-- Problem --
Check every line of the listing below for the word "heading" and give the number of lines where it appears, with nothing added.

-- Provided information --

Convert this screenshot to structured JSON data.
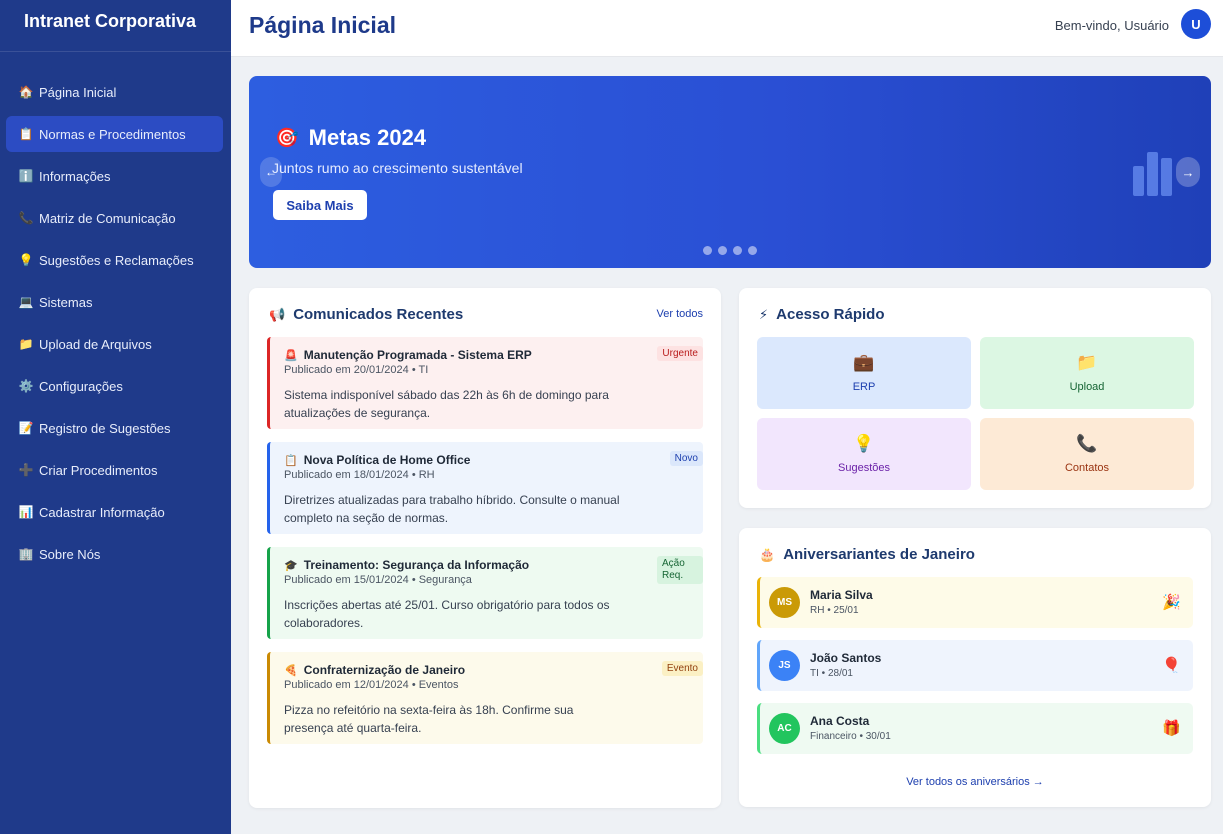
{
  "app": {
    "brand": "Intranet Corporativa",
    "page_title": "Página Inicial",
    "welcome": "Bem-vindo, Usuário",
    "avatar_initial": "U"
  },
  "sidebar": {
    "items": [
      {
        "icon": "🏠",
        "label": "Página Inicial"
      },
      {
        "icon": "📋",
        "label": "Normas e Procedimentos"
      },
      {
        "icon": "ℹ️",
        "label": "Informações"
      },
      {
        "icon": "📞",
        "label": "Matriz de Comunicação"
      },
      {
        "icon": "💡",
        "label": "Sugestões e Reclamações"
      },
      {
        "icon": "💻",
        "label": "Sistemas"
      },
      {
        "icon": "📁",
        "label": "Upload de Arquivos"
      },
      {
        "icon": "⚙️",
        "label": "Configurações"
      },
      {
        "icon": "📝",
        "label": "Registro de Sugestões"
      },
      {
        "icon": "➕",
        "label": "Criar Procedimentos"
      },
      {
        "icon": "📊",
        "label": "Cadastrar Informação"
      },
      {
        "icon": "🏢",
        "label": "Sobre Nós"
      }
    ]
  },
  "hero": {
    "icon": "🎯",
    "title": "Metas 2024",
    "subtitle": "Juntos rumo ao crescimento sustentável",
    "button": "Saiba Mais",
    "prev_glyph": "←",
    "next_glyph": "→",
    "slide_count": 4
  },
  "announcements": {
    "icon": "📢",
    "title": "Comunicados Recentes",
    "see_all": "Ver todos",
    "items": [
      {
        "icon": "🚨",
        "title": "Manutenção Programada - Sistema ERP",
        "meta": "Publicado em 20/01/2024 • TI",
        "body": "Sistema indisponível sábado das 22h às 6h de domingo para atualizações de segurança.",
        "badge": "Urgente"
      },
      {
        "icon": "📋",
        "title": "Nova Política de Home Office",
        "meta": "Publicado em 18/01/2024 • RH",
        "body": "Diretrizes atualizadas para trabalho híbrido. Consulte o manual completo na seção de normas.",
        "badge": "Novo"
      },
      {
        "icon": "🎓",
        "title": "Treinamento: Segurança da Informação",
        "meta": "Publicado em 15/01/2024 • Segurança",
        "body": "Inscrições abertas até 25/01. Curso obrigatório para todos os colaboradores.",
        "badge": "Ação Req."
      },
      {
        "icon": "🍕",
        "title": "Confraternização de Janeiro",
        "meta": "Publicado em 12/01/2024 • Eventos",
        "body": "Pizza no refeitório na sexta-feira às 18h. Confirme sua presença até quarta-feira.",
        "badge": "Evento"
      }
    ]
  },
  "quick_access": {
    "icon": "⚡",
    "title": "Acesso Rápido",
    "tiles": [
      {
        "icon": "💼",
        "label": "ERP"
      },
      {
        "icon": "📁",
        "label": "Upload"
      },
      {
        "icon": "💡",
        "label": "Sugestões"
      },
      {
        "icon": "📞",
        "label": "Contatos"
      }
    ]
  },
  "birthdays": {
    "icon": "🎂",
    "title": "Aniversariantes de Janeiro",
    "see_all": "Ver todos os aniversários →",
    "items": [
      {
        "initials": "MS",
        "name": "Maria Silva",
        "info": "RH • 25/01",
        "emoji": "🎉"
      },
      {
        "initials": "JS",
        "name": "João Santos",
        "info": "TI • 28/01",
        "emoji": "🎈"
      },
      {
        "initials": "AC",
        "name": "Ana Costa",
        "info": "Financeiro • 30/01",
        "emoji": "🎁"
      }
    ]
  },
  "colors": {
    "sidebar_bg": "#1f3a8a",
    "sidebar_active": "#2c4cc3",
    "accent": "#1e40af",
    "urgent": "#dc2626",
    "new": "#2563eb",
    "action": "#16a34a",
    "event": "#ca8a04"
  }
}
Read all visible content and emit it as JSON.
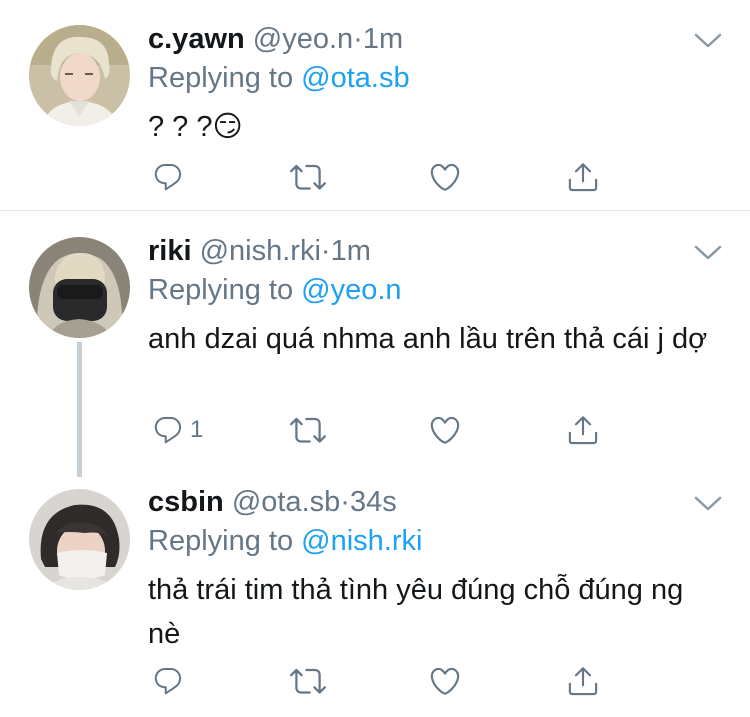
{
  "tweets": [
    {
      "display_name": "c.yawn",
      "handle": "@yeo.n",
      "separator": "·",
      "time": "1m",
      "replying_prefix": "Replying to",
      "replying_to": "@ota.sb",
      "text": "? ? ?😏",
      "reply_count": "",
      "icons": [
        "reply-icon",
        "retweet-icon",
        "like-icon",
        "share-icon"
      ]
    },
    {
      "display_name": "riki",
      "handle": "@nish.rki",
      "separator": "·",
      "time": "1m",
      "replying_prefix": "Replying to",
      "replying_to": "@yeo.n",
      "text": "anh dzai quá nhma anh lầu trên thả cái j dợ",
      "reply_count": "1",
      "icons": [
        "reply-icon",
        "retweet-icon",
        "like-icon",
        "share-icon"
      ]
    },
    {
      "display_name": "csbin",
      "handle": "@ota.sb",
      "separator": "·",
      "time": "34s",
      "replying_prefix": "Replying to",
      "replying_to": "@nish.rki",
      "text": "thả trái tim thả tình yêu đúng chỗ đúng ng nè",
      "reply_count": "",
      "icons": [
        "reply-icon",
        "retweet-icon",
        "like-icon",
        "share-icon"
      ]
    }
  ],
  "colors": {
    "text": "#14171a",
    "secondary": "#657786",
    "link": "#1da1f2",
    "thread_line": "#c4cfd6",
    "divider": "#e1e8ed"
  }
}
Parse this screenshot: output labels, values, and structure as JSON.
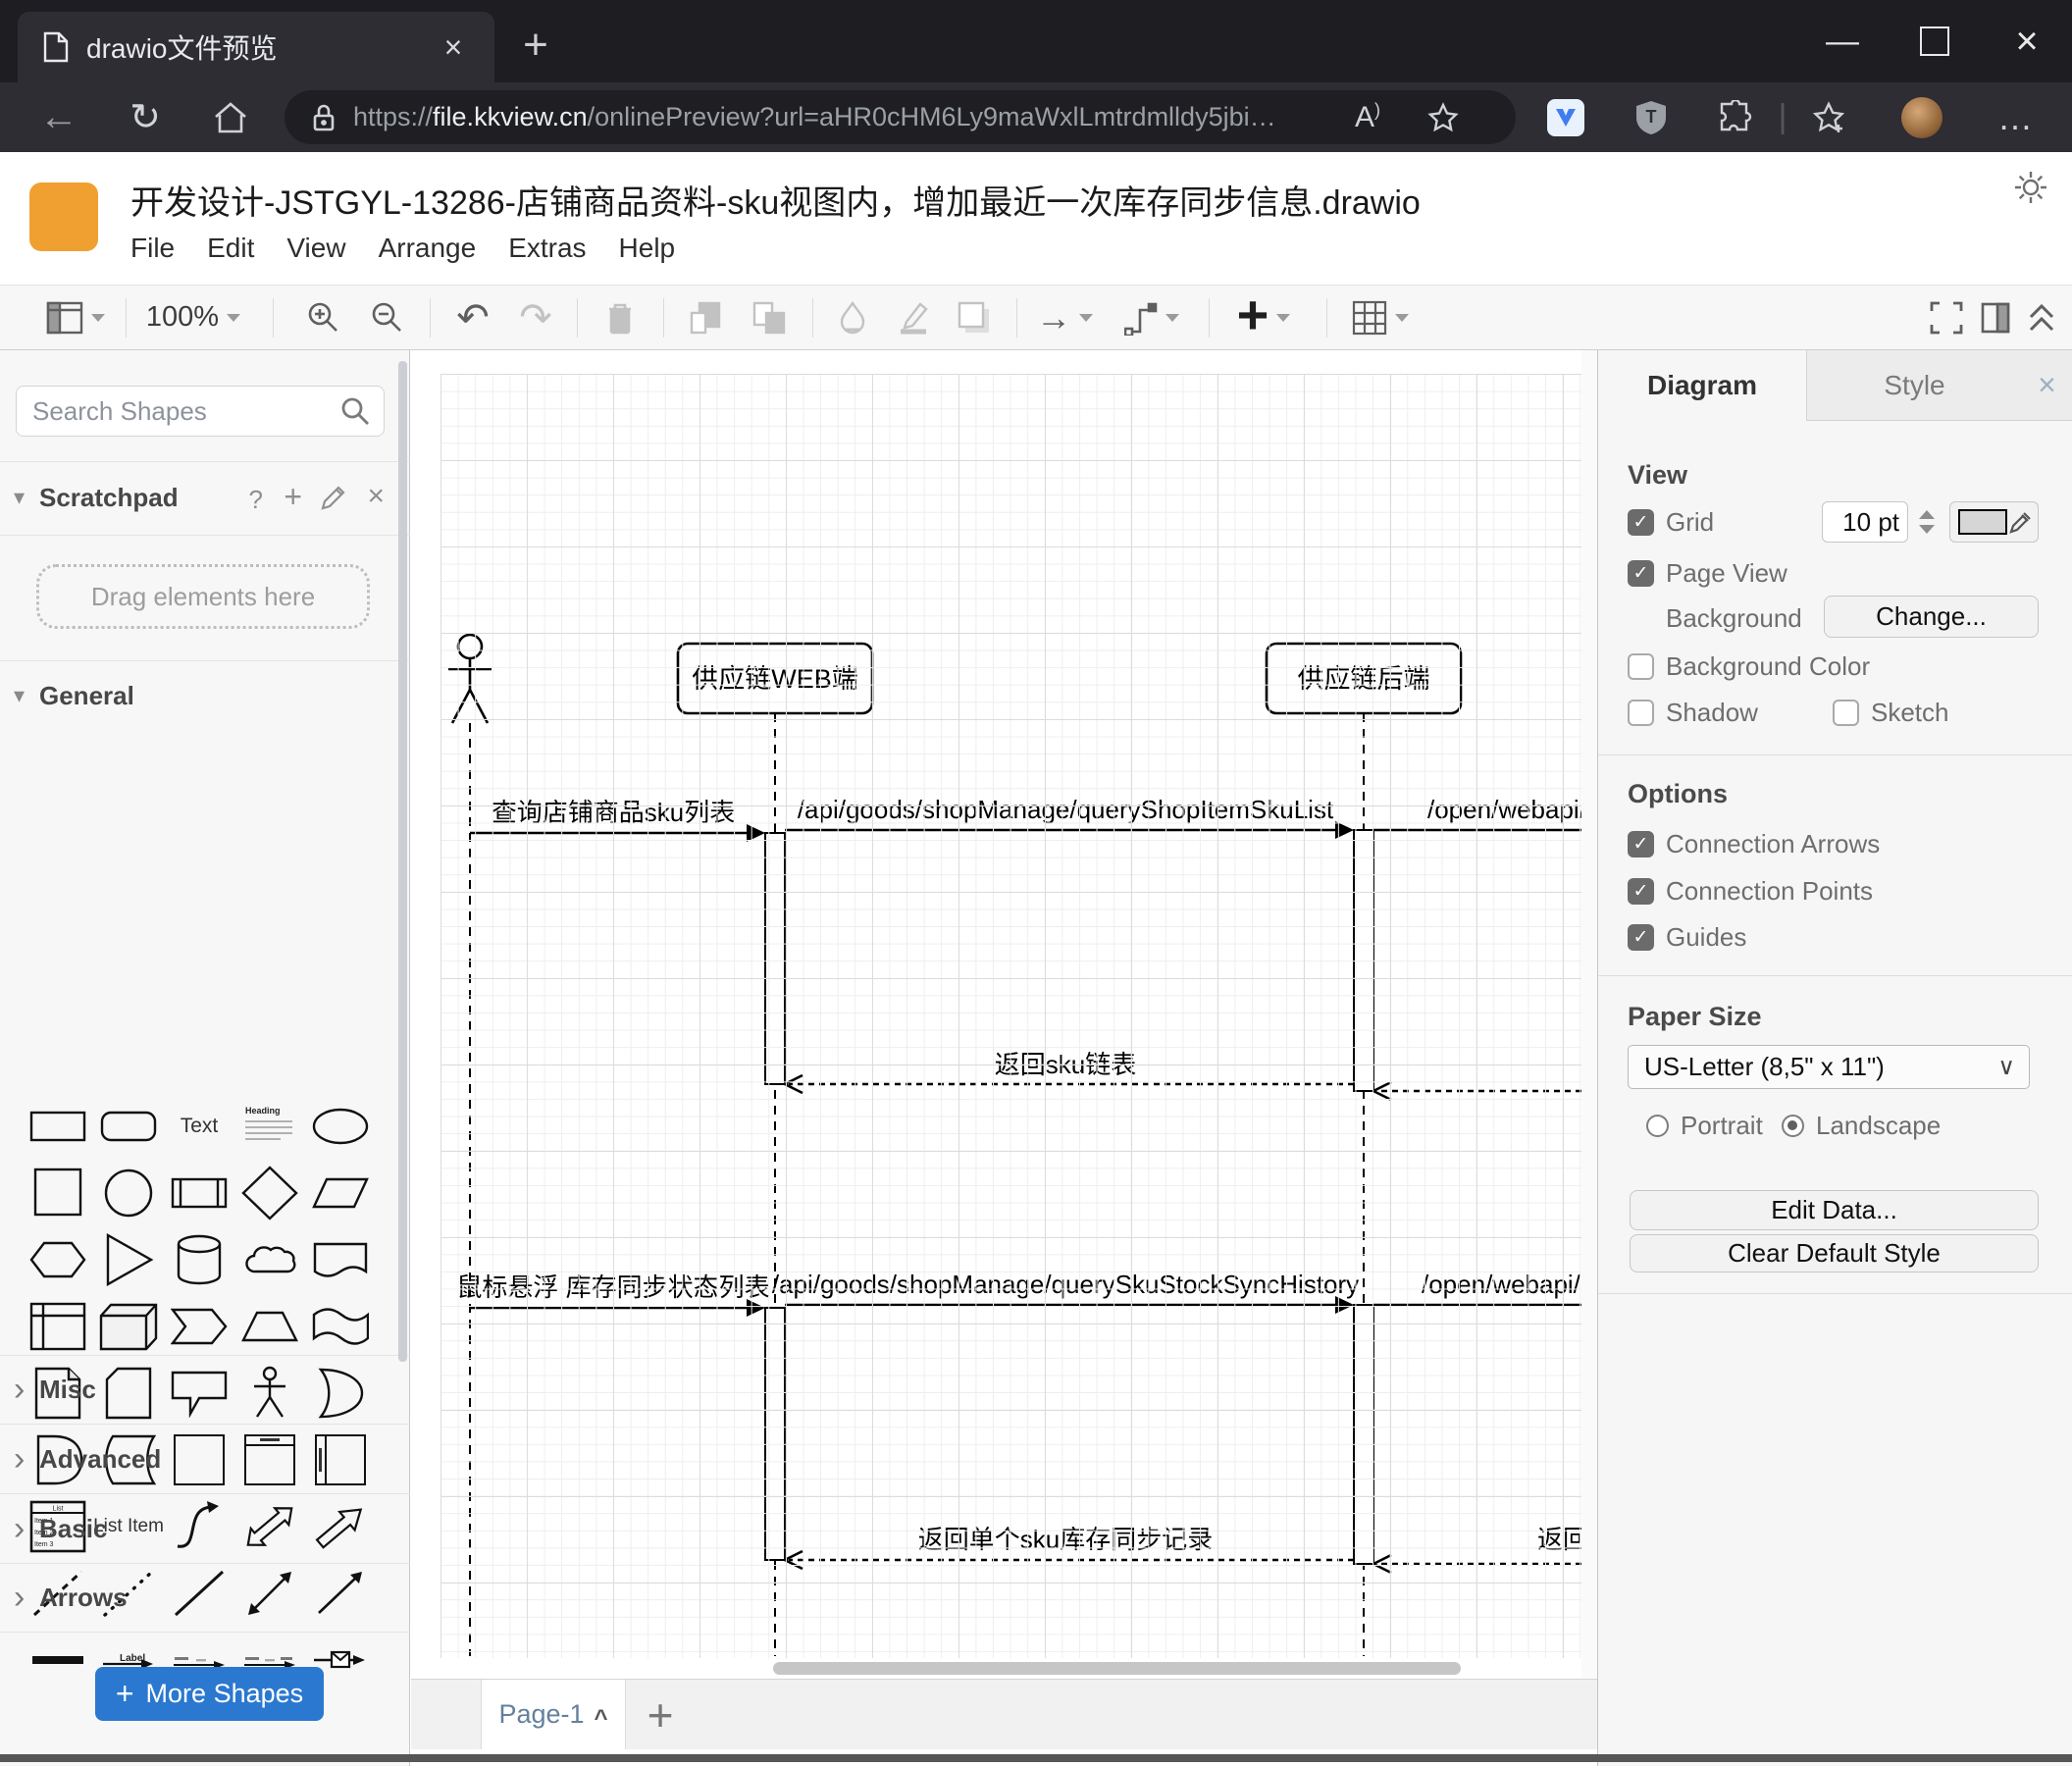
{
  "icons": {
    "close": "×",
    "plus": "+",
    "back_arrow": "←",
    "refresh": "↻",
    "more": "…",
    "caret_up": "^",
    "chevron_right": "›",
    "triangle_down": "▾",
    "check": "✓",
    "question": "?",
    "reader_a": "A",
    "reader_paren": ")",
    "arrow_right": "→",
    "undo": "↶",
    "redo": "↷",
    "kebab": "⋮",
    "minimize": "—",
    "select_caret": "∨"
  },
  "browser": {
    "tab_title": "drawio文件预览",
    "url": {
      "scheme": "https://",
      "host": "file.kkview.cn",
      "path": "/onlinePreview?url=aHR0cHM6Ly9maWxlLmtrdmlldy5jbi…"
    }
  },
  "app": {
    "title": "开发设计-JSTGYL-13286-店铺商品资料-sku视图内，增加最近一次库存同步信息.drawio",
    "menus": [
      "File",
      "Edit",
      "View",
      "Arrange",
      "Extras",
      "Help"
    ],
    "toolbar": {
      "zoom": "100%"
    }
  },
  "sidebar": {
    "search_placeholder": "Search Shapes",
    "scratchpad": "Scratchpad",
    "drag_hint": "Drag elements here",
    "sections": {
      "general": "General",
      "misc": "Misc",
      "advanced": "Advanced",
      "basic": "Basic",
      "arrows": "Arrows"
    },
    "shape_texts": {
      "text": "Text",
      "heading": "Heading",
      "list": "List",
      "item1": "Item 1",
      "item2": "Item 2",
      "item3": "Item 3",
      "list_item": "List Item",
      "label": "Label"
    },
    "more_shapes": "More Shapes"
  },
  "diagram": {
    "participants": [
      "供应链WEB端",
      "供应链后端"
    ],
    "messages": {
      "m1": "查询店铺商品sku列表",
      "m2": "/api/goods/shopManage/queryShopItemSkuList",
      "m3": "/open/webapi/",
      "r1": "返回sku链表",
      "m4": "鼠标悬浮 库存同步状态列表",
      "m5": "/api/goods/shopManage/querySkuStockSyncHistory",
      "m6": "/open/webapi/iten",
      "r2": "返回单个sku库存同步记录",
      "r3": "返回"
    }
  },
  "panel": {
    "tabs": {
      "diagram": "Diagram",
      "style": "Style"
    },
    "view": {
      "heading": "View",
      "grid": "Grid",
      "grid_size": "10 pt",
      "page_view": "Page View",
      "background": "Background",
      "change": "Change...",
      "background_color": "Background Color",
      "shadow": "Shadow",
      "sketch": "Sketch"
    },
    "options": {
      "heading": "Options",
      "connection_arrows": "Connection Arrows",
      "connection_points": "Connection Points",
      "guides": "Guides"
    },
    "paper": {
      "heading": "Paper Size",
      "size": "US-Letter (8,5\" x 11\")",
      "portrait": "Portrait",
      "landscape": "Landscape"
    },
    "buttons": {
      "edit_data": "Edit Data...",
      "clear_default_style": "Clear Default Style"
    }
  },
  "footer": {
    "page_tab": "Page-1"
  },
  "colors": {
    "accent_blue": "#2a78d0",
    "logo_orange": "#f0a030",
    "grid_minor": "#eeeeee",
    "grid_major": "#dcdcdc"
  }
}
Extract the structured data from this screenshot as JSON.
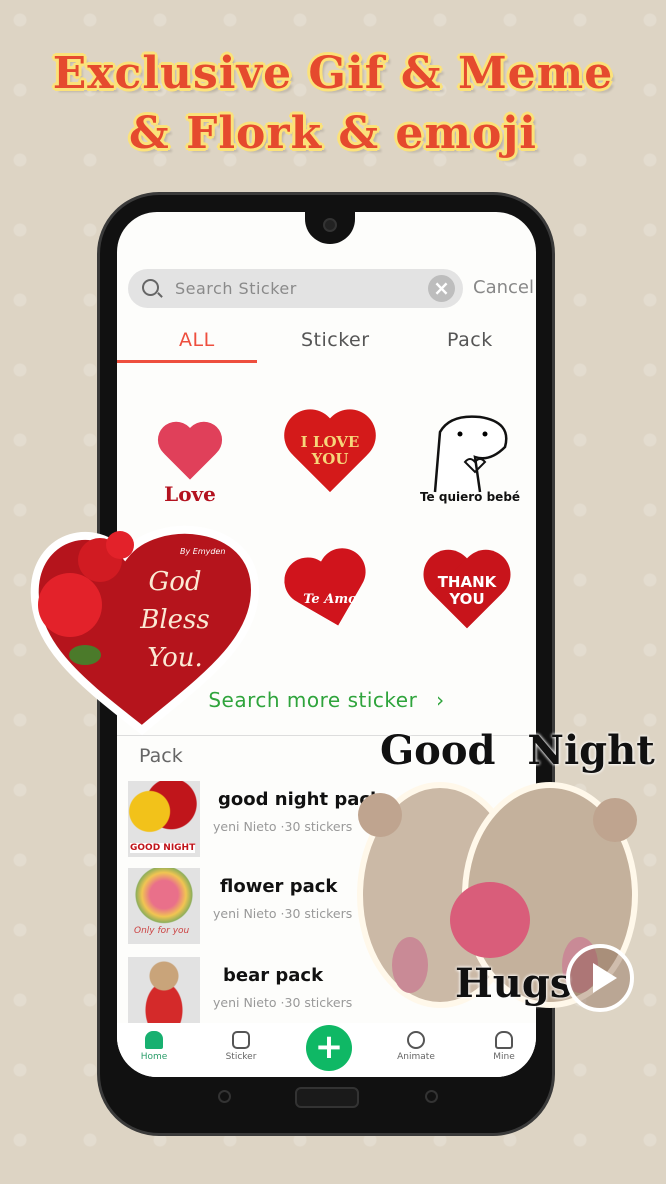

-- The completed task --
4